“We use the Fodder Beet for finishing cattle over the winter. In the case of the calves, we start to kill at around Christmas time. A lot of the cattle we are killing are about 15 months, that’s why we target the heavier calves and pick the eyes out of the best lines.

“To get them to 280-300kg off mum, off harder country, they have to have something genetically going for them. The growth rates from spring on, once they come off the crop, are quite phenomenal.” 

Diversifying the business

Nick also runs his own contracting business, Springdale Baling Contactors, focusing on baling and processing, with about a 60:40 split between straw and silage. They have grown the contracting business off-farm, incorporating Nick’s business with cultivation and harvesting services, offered to several neighbouring farms.

“It works well. The more we use it, the more important it becomes to the business,” Bill says.

The business has grown a lot since Nick started it seven years ago, though he is mindful that the farm is the first priority.

“I don’t want to be completely swallowed up in it, or for it to compromise the farm, but it’s enabled the farm to do a lot alongside it.” Nick hires the tractors from the farm and uses the farm’s gear. He is building a solid reputation in the area and is careful not to over-promise and under-deliver. 

“I won’t take anything on unless I can actually deliver."

“We like to be efficient and are quite particular. We try to look after our lovely soils and the stock, we treat them as if they were our own. We also like to keep good gear up to speed, we can’t afford breakdowns when we’re so busy.” 

At the peak of the season they employ three staff, as well as Bill and Nick, in the overall farming business. “Getting key people is important as well, it’s not a practice ground, so it’s about finding the right people.”

The contracting business complements the farming operation well, and fills in gaps when the farm is not as busy. “It helps pay some of our staff at times when the farm is quiet.”

Switching to Rabobank

The Daveys are relatively new to Rabobank, changing to the bank in 2016. The move has been a positive one, they say. “Rabobank approached us. We had a young bank manager approach us and we were all ears, if it would help improve the business,” Bill says.

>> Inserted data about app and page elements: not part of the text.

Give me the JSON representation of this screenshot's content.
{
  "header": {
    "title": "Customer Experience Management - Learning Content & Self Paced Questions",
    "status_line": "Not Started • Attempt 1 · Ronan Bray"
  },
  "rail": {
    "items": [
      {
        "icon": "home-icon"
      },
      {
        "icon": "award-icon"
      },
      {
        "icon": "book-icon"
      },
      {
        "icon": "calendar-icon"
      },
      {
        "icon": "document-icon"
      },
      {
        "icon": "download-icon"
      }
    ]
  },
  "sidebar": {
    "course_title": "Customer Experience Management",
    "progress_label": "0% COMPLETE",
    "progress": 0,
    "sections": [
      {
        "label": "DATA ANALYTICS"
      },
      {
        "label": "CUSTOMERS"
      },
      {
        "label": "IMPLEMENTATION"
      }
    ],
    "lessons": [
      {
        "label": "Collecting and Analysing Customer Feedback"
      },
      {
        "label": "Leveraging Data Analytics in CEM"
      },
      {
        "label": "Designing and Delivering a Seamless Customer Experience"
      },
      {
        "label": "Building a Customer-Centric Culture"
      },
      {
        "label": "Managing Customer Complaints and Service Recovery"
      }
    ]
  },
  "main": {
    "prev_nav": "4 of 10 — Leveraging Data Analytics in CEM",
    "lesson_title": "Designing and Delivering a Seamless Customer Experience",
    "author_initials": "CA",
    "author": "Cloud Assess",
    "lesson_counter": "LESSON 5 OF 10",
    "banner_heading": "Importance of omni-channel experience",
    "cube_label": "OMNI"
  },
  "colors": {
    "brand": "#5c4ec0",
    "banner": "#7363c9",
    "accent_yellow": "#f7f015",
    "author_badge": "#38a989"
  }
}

"The package they put together was quite attractive compared to what our bank at the time was offering us. We’ve never looked back and are very happy with how we’re looked after and their knowledge.

“They’re a farming bank and know what they’re talking about. I don’t have to explain anything to our manager – he knows what I know – and that makes it much easier going forward.”

Nick says Rabobank has been very accommodating and has a great understanding of the seasonal peaks and troughs of their business. 

“They’re always guiding me through and are eager to see the business grow. They are great people to deal with. They’re reasonably relaxed, but also very professional. “I have enjoyed being with them and would certainly recommend them.”

As for future plans, Bill says it’s nice to think opportunities to purchase more neighbouring land might come up, but for now they’re focused on what they’re already doing on-farm. 

“Going through the periods we have been through, stability is important and keeping the ship on an even keel. Having a grandson in the business, his future is in my sights, to carry on the business in years to come.”

While moving to the other side of the world has provided the family with opportunities, it does come at a personal cost. “We were entering a different culture to embrace in New Zealand, but if we didn’t like it, we wouldn’t still be here,” Bill says. “We do miss our friends and family and we miss events, like weddings. My brother is still in England. But you can’t have everything, the priority is here and we have to manage it,” Nick adds.

Selling 700 acres in England enabled them to acquire 1200 acres in New Zealand, though Bill says it is becoming more and more of a challenge to stay profitable in the current climate. “Cereal prices the last couple of years have been in the doldrums and the low dairy payout as well, but we’re seeing a glimpse of light and the short term outlook for arable farming looks good, and we needed that in cropping.”